The wave of a display ad space acquisitions shows no sign of slowing, and ad tech firm Collective has been one of the most active buyers lately. The New York company is acquiring creative ad tools provider Tumri as it seeks to broaden is “ad optimization” abilities.
While not a direct reaction to Google’s $400 million pending purchase of supply side platform AdMeld, which promises publishers better performance for their online ad inventory in addition to protecting prices within ad exchanges, it has forced all operators in the display space to take a closer look at the range of their offerings. As company’s review their services, even the smallest holes need filling and basic offerings need to cover all kinds of complexity, as advertisers and publishers demands have gone way past the standard banner ad over the past two years.
In essence, this deal, which was first reported by AdExchanger, is more similar to the Yahoo’s acquisition of Dapper, which lets advertisers automatically show ads that match a visitor’s behavior, location or interests.
The companies in the ad space, whether SSPs or ad networks, which is what Collective began as before evolving into a more general provider of services to publisher and advertisers, are all increasingly going head-to-head as the big names get bigger.
For example, Amazon (NSDQ: AMZN) recently began expanding its retargeting programs as it seeks to offer display ad services to outside publishers and advertisers. Retargeting is the latest area display companies like Collective have been concentrating on as well with its “lookalike” targeting. (With retargeting, consumers who go to a marketers’ website and check out merchandise without making a purchase, are sent ads from the marketer on other sites they visit in hopes of convincing them to come back and buy something. As for “lookalike” targeting, it’s based on the obvious notion that certain types of consumers who share specific characteristics — say, being a 29-year-old mother or a 40-year-old cycling enthusiast) are apt to engage in similar online activities that can serve as a basis for targeted ads.)
Collective’s acquisition of Tumri, terms of which were undisclosed, comes down to a basic need that publishers want from ad tech firms: better optimization of their ad inventory.
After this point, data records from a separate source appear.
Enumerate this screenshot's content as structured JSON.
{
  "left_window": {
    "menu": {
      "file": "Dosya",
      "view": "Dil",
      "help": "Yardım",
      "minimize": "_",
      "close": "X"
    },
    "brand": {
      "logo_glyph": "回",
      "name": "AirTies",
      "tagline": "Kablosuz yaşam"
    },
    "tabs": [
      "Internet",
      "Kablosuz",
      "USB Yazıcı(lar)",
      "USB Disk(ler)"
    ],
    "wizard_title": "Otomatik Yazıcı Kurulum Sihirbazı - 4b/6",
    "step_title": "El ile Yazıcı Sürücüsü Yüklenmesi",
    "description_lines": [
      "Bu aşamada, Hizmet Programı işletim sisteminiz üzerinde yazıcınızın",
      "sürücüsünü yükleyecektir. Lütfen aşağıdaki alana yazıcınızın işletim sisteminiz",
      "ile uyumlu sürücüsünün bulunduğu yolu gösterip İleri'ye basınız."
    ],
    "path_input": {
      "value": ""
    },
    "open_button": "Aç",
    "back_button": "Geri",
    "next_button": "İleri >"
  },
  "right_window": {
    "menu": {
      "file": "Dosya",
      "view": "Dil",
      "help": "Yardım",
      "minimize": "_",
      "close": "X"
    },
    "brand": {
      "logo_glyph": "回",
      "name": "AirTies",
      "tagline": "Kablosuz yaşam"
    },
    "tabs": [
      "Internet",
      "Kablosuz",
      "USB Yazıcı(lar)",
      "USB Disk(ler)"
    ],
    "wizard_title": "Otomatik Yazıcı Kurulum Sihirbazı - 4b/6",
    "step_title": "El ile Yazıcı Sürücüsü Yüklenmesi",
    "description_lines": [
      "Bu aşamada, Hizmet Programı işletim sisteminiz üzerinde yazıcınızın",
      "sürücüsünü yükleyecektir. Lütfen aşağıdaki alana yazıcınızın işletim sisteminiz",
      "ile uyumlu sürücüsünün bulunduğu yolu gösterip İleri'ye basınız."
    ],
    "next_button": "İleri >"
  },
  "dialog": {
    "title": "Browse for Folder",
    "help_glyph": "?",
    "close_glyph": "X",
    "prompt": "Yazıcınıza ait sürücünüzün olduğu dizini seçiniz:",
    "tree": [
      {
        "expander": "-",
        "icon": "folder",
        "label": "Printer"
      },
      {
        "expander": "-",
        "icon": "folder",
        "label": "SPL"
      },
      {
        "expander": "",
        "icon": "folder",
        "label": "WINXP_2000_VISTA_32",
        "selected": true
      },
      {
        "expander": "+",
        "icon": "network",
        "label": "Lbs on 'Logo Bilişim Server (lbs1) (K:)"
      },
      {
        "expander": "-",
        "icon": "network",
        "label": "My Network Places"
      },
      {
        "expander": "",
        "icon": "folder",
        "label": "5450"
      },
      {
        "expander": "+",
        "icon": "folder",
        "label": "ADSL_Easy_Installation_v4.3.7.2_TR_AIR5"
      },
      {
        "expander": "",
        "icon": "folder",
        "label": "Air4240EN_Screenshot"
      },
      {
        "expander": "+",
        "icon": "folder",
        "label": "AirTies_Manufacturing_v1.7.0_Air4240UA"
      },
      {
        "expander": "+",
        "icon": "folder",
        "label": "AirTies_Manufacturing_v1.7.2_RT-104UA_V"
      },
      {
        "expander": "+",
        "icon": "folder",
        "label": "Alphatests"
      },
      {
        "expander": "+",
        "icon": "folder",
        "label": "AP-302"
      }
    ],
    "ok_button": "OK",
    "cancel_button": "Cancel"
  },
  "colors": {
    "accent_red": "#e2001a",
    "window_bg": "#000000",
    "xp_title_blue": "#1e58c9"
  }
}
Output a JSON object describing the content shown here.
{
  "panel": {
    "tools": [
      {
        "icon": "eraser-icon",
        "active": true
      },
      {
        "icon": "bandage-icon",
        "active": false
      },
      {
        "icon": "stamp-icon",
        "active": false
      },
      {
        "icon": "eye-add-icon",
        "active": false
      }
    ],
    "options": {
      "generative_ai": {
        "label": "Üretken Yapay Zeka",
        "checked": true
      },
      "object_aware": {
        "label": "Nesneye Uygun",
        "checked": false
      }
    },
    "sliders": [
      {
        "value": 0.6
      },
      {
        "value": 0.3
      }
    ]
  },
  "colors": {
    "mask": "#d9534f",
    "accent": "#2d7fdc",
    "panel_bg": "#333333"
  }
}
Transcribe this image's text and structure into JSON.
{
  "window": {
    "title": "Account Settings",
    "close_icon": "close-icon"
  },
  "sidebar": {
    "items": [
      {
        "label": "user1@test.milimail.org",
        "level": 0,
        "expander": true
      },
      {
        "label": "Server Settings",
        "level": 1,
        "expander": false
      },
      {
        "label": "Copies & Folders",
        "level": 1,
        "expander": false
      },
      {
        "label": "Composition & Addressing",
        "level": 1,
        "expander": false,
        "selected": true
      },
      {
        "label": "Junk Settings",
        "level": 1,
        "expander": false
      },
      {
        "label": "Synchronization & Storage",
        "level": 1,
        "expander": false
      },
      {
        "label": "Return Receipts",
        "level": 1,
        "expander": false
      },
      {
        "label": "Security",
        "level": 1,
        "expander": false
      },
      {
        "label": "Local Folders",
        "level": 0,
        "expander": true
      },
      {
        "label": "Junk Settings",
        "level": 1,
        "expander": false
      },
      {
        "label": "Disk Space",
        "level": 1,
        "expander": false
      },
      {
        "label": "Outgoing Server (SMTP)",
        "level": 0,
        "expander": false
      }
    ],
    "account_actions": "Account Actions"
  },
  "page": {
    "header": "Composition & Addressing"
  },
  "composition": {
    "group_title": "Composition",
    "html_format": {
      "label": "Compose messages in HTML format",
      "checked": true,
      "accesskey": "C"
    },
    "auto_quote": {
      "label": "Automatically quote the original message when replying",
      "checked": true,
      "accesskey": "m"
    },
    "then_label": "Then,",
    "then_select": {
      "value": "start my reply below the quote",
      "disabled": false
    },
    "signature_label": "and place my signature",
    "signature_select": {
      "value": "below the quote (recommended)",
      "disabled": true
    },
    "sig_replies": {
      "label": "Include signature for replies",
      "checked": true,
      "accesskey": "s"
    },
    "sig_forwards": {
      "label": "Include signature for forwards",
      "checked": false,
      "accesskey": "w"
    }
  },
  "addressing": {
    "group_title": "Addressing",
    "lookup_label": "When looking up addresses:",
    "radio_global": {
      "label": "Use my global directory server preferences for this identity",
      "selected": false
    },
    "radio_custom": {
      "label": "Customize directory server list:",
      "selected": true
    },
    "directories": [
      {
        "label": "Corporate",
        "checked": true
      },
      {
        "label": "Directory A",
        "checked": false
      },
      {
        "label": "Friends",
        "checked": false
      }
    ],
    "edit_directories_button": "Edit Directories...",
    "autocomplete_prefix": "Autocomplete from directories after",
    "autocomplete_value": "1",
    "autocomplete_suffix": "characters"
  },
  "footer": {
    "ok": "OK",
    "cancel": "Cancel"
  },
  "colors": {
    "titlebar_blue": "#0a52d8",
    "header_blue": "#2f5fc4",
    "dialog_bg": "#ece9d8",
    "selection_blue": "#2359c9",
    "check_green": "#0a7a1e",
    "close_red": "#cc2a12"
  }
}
“A lot of companies can deliver impressions. At Collective, we help brand advertisers turn that impression into an expression,” Collective CEO Joe Apprendi said in a statement. “Tumri gives us the capability to target the right audience with the right messaging and ad format, dynamically based on data intelligence.”
Apprendi explained that Tumri’s value is that it expands the focus and changes the perspective in terms of the way ad optimization is marketed. Most optimization to date has focused on the “who,” which represents the data piece, and the “where” – the ad environment – while not enough emphasis has been placed on optimization of the creative, i.e., the “what.”
Overall, the addition of Tumri is designed to fit on top of recent Collective acquisitions in the video area, the UK-based WebTV Enterprise and Oggifinogi, as well as its recent partnership with ad exchange platform operator AppNexus.